Recycling isn’t a new idea. In fact, many of us have been recycling for decades. We’re making a difference, but it’s not enough. The average person in the Kansas City metro still throws out about 7 pounds of waste every day. And when 41 percent of waste in the landfill is paper, we know we can do better. We just need to know how, and start making those changes. Every small step makes a huge difference, and there are more opportunities to recycle more products today than ever before.
Why is recycling important?
Most people see recycling as a way to “protect the environment,” but there’s more to it than that. Recycling is important because it benefits our economy, protects our health and preserves our resources:
Recycling is a significant force in the US economy and makes a vital contribution to job creation, business expansion, tax revenues, and overall economic development.
Extracting and processing natural resources to make products and disposing of them in a landfill when we’re done with them creates pollution that affects the air we breathe, the water we drink and the soil we use to grow our food. Recycling decreases resource extraction and processing and therefore pollution.
Recycling conserves energy, landfill space and natural resources such as timber, water and minerals.

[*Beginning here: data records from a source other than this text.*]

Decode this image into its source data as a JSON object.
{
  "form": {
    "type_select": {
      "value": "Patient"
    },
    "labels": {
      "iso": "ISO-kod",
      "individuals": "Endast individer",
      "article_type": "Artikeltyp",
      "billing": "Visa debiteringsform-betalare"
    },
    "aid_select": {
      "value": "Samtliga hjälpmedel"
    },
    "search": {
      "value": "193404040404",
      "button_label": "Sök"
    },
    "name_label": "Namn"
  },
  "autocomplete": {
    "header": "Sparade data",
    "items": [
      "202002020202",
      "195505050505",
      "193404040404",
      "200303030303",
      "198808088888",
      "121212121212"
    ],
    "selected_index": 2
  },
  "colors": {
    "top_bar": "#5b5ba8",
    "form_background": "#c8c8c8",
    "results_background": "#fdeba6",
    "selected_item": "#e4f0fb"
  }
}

What is the recycling process?
Recycling includes the following four steps:
Step 1: Collection
There are several methods for collecting recyclables, including:
Drop-off recycling centers
Deposit / refund programs
Step 2: Processing
After collection, recyclables are sent to a Material Recovery Facility (MRF) to be sorted, cleaned, and processed into materials that can be used in manufacturing. There are three MRFs that serve the Kansas City metro area. This Waste Management video shows the step-by-step process of how materials are processed once they reach a facility.
Step 3: Manufacturing
More and more of today's products are being manufactured with recycled content. You probably already buy products with recycled-content and just don’t know it. Common household items that contain recycled materials include:
Laundry detergent bottles
Recycled materials are also used in new ways such as recovered glass in asphalt to pave roads or recovered plastic in carpeting and park benches.
Step 4: Purchasing Recycled-Content Products
You’re not really recycling unless you are buying recycled, i.e., “closing the loop.” A recycled product is a product made in whole or in part from material recovered from the waste stream. Recycled-content products are comparable in price and quality to products made from virgin materials. Buying recycled content products creates long-term markets for recyclable materials.
When you shop, look for:
Products that can be easily recycled.
Products that contain recycled content.
Look for products with the highest pos-tconsumer content.
Where does recycling fit in the bigger picture?
Recycling is just one component in the Waste Management Hierarchy which the EPA developed to rank the most environmentally sound strategies for managing municipal solid waste, more commonly known as trash or garbage. The highest designation is waste reduction (source reduction): if waste is not produced then it doesn’t have to be disposed. When waste is produced, it gives precedence to preparing it for reuse, then recycling/composting, then energy recovery, and last of all treatment and disposal.